● **TASK STATEMENT**
Each line that has the string "glyph" must be copied from the records below.
━━━
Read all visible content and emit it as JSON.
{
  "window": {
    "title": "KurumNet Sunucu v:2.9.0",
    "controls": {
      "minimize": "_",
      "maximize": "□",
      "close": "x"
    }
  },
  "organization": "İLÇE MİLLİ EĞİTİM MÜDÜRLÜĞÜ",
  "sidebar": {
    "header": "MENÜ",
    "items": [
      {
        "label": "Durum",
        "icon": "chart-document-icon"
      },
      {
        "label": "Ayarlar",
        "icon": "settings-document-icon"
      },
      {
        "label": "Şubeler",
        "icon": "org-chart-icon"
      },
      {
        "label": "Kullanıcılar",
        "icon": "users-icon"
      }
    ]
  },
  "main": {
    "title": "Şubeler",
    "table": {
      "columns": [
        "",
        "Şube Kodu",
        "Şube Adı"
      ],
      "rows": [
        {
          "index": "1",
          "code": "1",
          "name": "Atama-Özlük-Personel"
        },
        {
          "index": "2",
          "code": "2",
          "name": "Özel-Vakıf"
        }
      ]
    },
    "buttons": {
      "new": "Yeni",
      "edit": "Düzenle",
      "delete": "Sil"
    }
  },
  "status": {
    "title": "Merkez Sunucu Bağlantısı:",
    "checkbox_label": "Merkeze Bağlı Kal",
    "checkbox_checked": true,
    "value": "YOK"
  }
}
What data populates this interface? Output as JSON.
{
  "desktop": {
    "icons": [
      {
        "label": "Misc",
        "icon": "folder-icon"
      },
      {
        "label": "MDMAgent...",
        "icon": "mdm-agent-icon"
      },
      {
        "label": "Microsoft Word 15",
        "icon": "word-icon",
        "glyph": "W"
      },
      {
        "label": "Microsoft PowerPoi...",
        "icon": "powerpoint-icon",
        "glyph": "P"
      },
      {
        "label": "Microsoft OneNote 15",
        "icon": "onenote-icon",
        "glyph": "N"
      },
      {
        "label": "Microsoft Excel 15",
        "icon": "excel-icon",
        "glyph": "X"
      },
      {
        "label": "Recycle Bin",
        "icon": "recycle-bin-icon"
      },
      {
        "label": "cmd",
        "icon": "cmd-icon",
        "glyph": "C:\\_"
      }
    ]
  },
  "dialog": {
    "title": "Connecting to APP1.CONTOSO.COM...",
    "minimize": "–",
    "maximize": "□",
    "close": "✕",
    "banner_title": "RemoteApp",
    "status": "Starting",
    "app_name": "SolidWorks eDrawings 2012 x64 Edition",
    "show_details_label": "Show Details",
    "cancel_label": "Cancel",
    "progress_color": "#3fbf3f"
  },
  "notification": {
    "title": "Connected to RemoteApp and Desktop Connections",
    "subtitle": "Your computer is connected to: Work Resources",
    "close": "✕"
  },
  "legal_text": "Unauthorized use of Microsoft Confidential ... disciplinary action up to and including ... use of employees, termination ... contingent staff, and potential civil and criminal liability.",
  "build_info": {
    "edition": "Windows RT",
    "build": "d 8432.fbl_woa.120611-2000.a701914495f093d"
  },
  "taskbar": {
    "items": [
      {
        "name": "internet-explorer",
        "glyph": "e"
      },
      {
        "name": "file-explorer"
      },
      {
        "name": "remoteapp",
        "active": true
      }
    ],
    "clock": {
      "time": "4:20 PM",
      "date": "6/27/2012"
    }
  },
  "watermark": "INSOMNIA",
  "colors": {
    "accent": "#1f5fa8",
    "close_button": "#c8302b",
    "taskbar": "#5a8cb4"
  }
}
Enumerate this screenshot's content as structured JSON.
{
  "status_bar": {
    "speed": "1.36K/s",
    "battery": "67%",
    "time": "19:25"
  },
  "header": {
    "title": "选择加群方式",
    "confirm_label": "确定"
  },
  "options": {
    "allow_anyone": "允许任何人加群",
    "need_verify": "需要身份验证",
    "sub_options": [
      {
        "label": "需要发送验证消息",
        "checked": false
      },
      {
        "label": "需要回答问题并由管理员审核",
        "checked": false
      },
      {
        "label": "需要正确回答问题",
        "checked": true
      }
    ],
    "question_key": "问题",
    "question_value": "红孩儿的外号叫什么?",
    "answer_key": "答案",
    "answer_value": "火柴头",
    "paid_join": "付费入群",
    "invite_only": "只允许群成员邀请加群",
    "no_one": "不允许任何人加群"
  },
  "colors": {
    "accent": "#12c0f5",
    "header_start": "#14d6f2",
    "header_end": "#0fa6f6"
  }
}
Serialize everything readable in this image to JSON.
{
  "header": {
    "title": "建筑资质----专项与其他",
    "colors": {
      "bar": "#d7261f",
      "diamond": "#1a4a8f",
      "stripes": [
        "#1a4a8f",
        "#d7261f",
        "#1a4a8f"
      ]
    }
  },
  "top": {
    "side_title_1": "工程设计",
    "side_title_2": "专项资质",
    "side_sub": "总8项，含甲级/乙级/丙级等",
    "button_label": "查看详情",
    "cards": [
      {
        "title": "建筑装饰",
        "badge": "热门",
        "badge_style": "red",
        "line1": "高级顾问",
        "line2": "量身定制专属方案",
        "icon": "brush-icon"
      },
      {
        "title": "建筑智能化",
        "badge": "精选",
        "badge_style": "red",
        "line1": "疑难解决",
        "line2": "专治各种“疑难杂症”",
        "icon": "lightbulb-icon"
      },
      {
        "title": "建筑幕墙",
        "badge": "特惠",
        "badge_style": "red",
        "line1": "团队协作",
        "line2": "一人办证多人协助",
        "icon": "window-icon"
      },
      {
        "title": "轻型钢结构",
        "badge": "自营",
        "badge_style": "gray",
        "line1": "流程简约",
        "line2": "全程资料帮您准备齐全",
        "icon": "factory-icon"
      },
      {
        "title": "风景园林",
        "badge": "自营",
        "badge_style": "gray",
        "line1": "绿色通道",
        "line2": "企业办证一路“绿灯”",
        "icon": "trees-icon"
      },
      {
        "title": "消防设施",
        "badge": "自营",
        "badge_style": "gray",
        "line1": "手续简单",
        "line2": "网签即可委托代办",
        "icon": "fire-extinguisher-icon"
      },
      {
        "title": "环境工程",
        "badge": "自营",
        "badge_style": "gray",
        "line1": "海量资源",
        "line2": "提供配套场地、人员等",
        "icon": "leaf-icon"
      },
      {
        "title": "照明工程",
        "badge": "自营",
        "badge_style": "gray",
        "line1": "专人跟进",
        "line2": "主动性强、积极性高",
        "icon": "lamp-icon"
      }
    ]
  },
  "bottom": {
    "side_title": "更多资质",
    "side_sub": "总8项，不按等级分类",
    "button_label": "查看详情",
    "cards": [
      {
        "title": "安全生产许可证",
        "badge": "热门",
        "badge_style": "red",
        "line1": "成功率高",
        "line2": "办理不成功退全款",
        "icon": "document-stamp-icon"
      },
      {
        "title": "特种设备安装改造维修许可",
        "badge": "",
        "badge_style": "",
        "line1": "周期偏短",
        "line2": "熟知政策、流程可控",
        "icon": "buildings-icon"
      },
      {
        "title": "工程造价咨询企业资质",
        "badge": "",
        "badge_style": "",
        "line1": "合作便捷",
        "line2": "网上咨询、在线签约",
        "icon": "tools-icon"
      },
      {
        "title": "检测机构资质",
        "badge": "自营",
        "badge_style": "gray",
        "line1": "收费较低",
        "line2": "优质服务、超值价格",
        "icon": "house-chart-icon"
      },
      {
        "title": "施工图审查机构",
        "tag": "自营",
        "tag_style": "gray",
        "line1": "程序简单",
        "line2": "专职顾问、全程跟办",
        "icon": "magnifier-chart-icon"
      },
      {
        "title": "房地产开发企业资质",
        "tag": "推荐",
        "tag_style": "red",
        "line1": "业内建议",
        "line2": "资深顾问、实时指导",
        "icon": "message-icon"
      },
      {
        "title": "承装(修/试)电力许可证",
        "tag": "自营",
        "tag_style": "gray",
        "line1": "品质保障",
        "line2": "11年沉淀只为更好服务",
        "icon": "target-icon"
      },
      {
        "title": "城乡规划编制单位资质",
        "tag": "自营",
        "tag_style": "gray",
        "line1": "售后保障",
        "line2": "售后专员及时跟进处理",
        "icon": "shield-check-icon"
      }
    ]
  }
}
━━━
● **ANSWER BELOW**
        "glyph": "W"
        "glyph": "P"
        "glyph": "N"
        "glyph": "X"
        "glyph": "C:\\_"
        "glyph": "e"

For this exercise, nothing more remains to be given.